Amid calls for police reform, more programs offer alternatives to calling 911
Sweeping police reforms are growing in popularity among Americans, according to a recent survey by Reuters and research firm Ipsos. But what will that look like?

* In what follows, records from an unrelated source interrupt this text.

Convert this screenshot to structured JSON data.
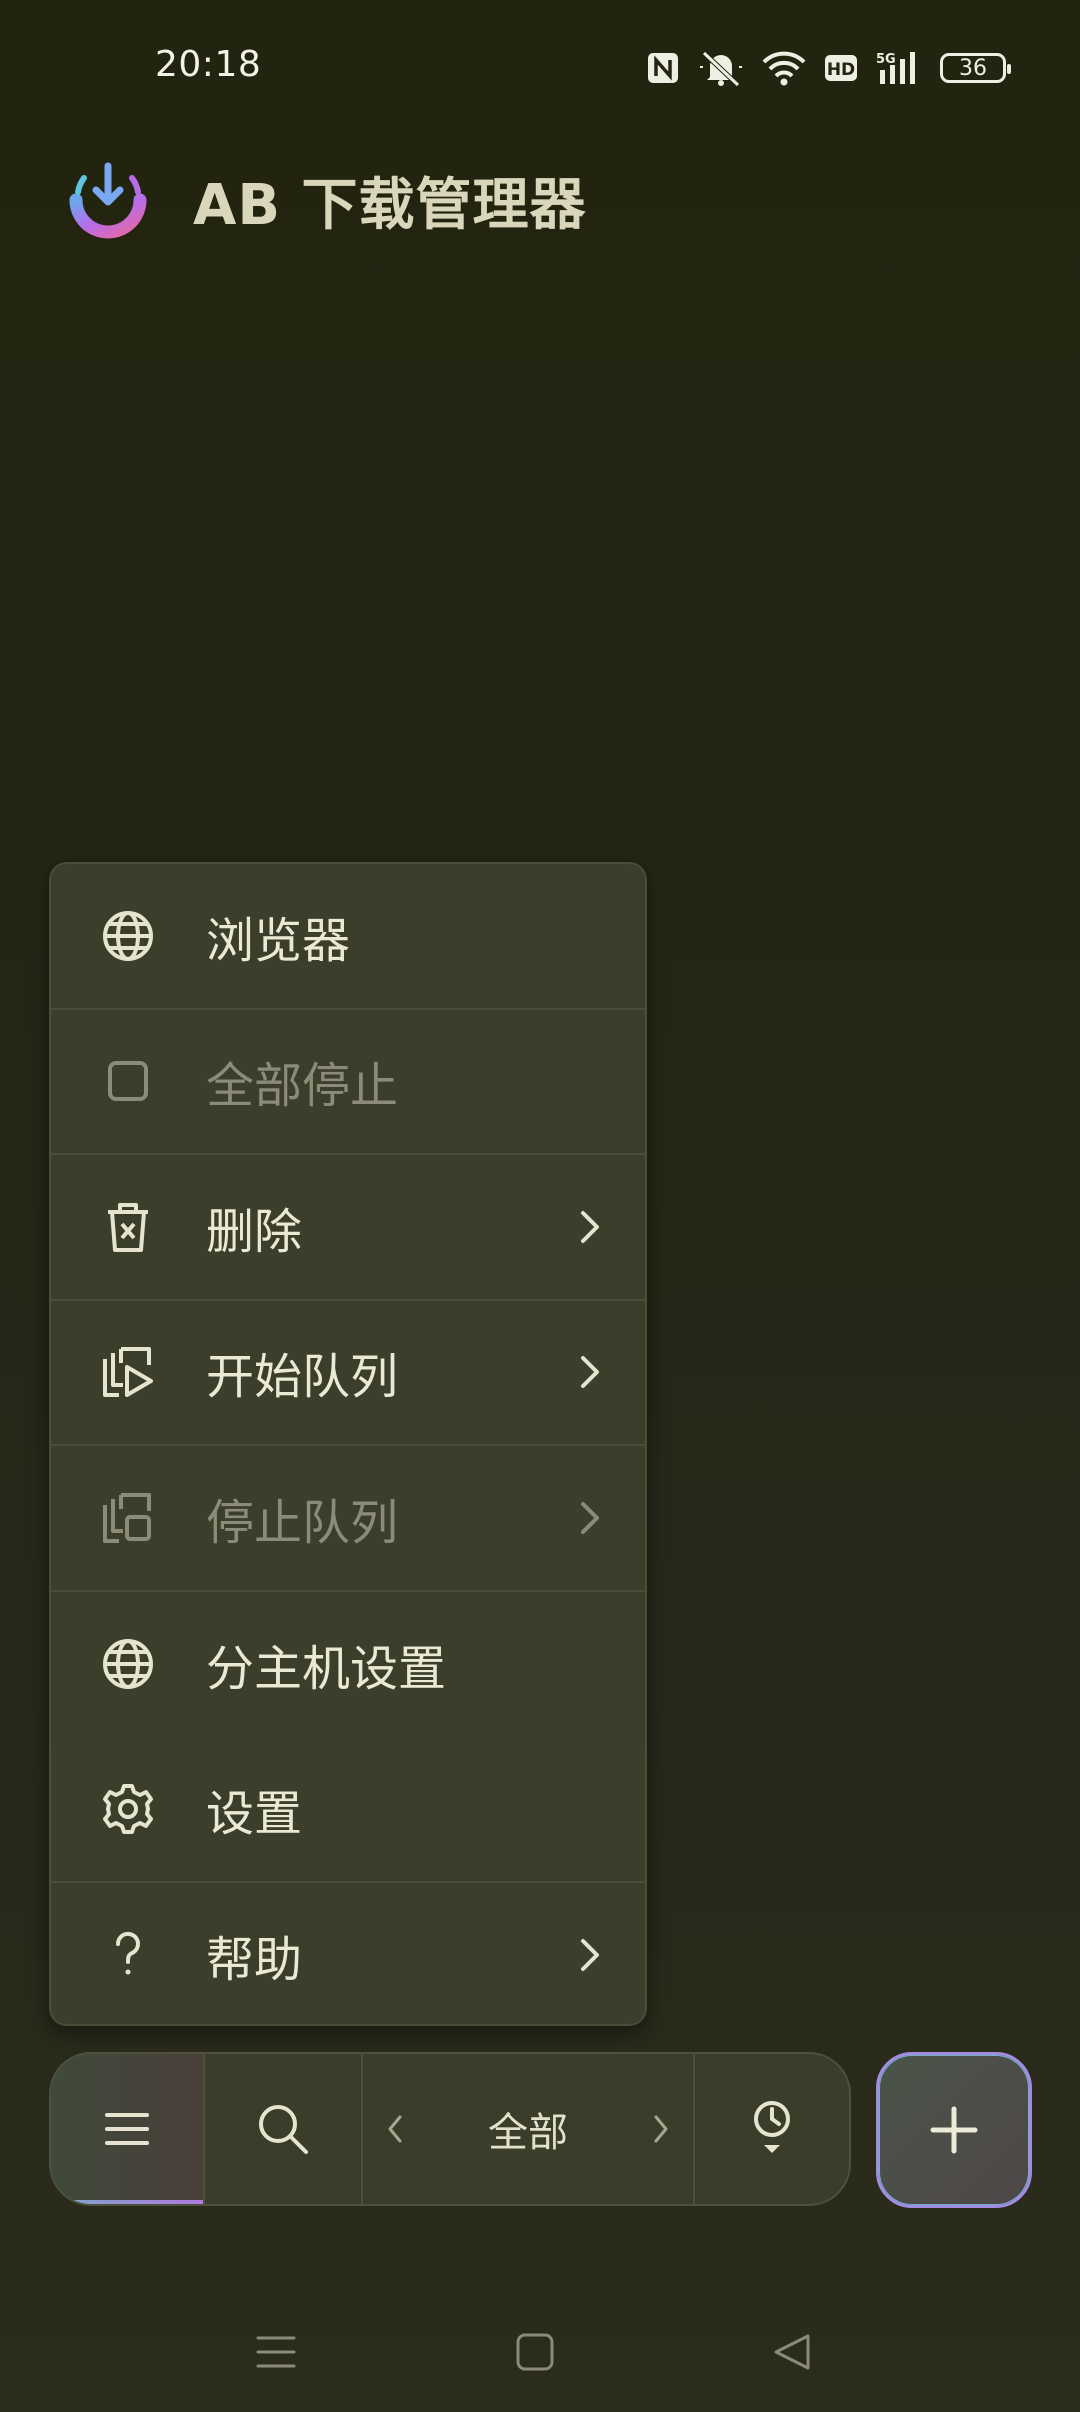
{
  "status_bar": {
    "time": "20:18",
    "battery": "36"
  },
  "app": {
    "title": "AB 下载管理器"
  },
  "menu": {
    "items": [
      {
        "label": "浏览器",
        "icon": "globe-icon",
        "disabled": false,
        "has_submenu": false
      },
      {
        "label": "全部停止",
        "icon": "stop-square-icon",
        "disabled": true,
        "has_submenu": false
      },
      {
        "label": "删除",
        "icon": "trash-icon",
        "disabled": false,
        "has_submenu": true
      },
      {
        "label": "开始队列",
        "icon": "queue-play-icon",
        "disabled": false,
        "has_submenu": true
      },
      {
        "label": "停止队列",
        "icon": "queue-stop-icon",
        "disabled": true,
        "has_submenu": true
      },
      {
        "label": "分主机设置",
        "icon": "globe-icon",
        "disabled": false,
        "has_submenu": false
      },
      {
        "label": "设置",
        "icon": "gear-icon",
        "disabled": false,
        "has_submenu": false
      },
      {
        "label": "帮助",
        "icon": "help-icon",
        "disabled": false,
        "has_submenu": true
      }
    ]
  },
  "toolbar": {
    "filter_label": "全部"
  },
  "colors": {
    "background": "#252714",
    "menu_bg": "#3b3e2b",
    "accent_purple": "#a38be0",
    "accent_blue": "#6fb0d0"
  }
}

amidst calls for police reform across the country. A new program launched in Denver. The Support Team Assisted response. Known a star dispatches a mental health clinician and paramedic to behavioral health. 911 calls instead of armed law enforcement, this is preventative medicine for police violence. Denver Justice Project co chair Russian Bliss helped develop Star modeling it after the Coots program in Eugene, Oregon, that's been around for more than 30 years and last year responded to 17% of the city's 911 calls. Bliss believes Star can do the same deescalating situations without force and connecting vulnerable citizens with critical resource is it's a more effective response because we're sending the right people to deal with the right problems. In Dallas, the right Care Program, a partnership between Parkland Hospital and City Fire and Police, has responded to 6600 mental health Carl's since 2018 leading to a drop in arrests in the areas it serves. We've diverted 30% of people away from jail and away from busy ers. We connected over over 1/5 of the clients, Teoh Mental Health Services. Um, we have our incarceration rate is less than 4%. It's now expanding and could potentially serve as a blueprint outside Dallas. I think it is available on Guy. I think that it could. It could be used another city programs that work to provide a more effective crisis response, drawing the attention of those calling for change. Sara Dolan, NBC News.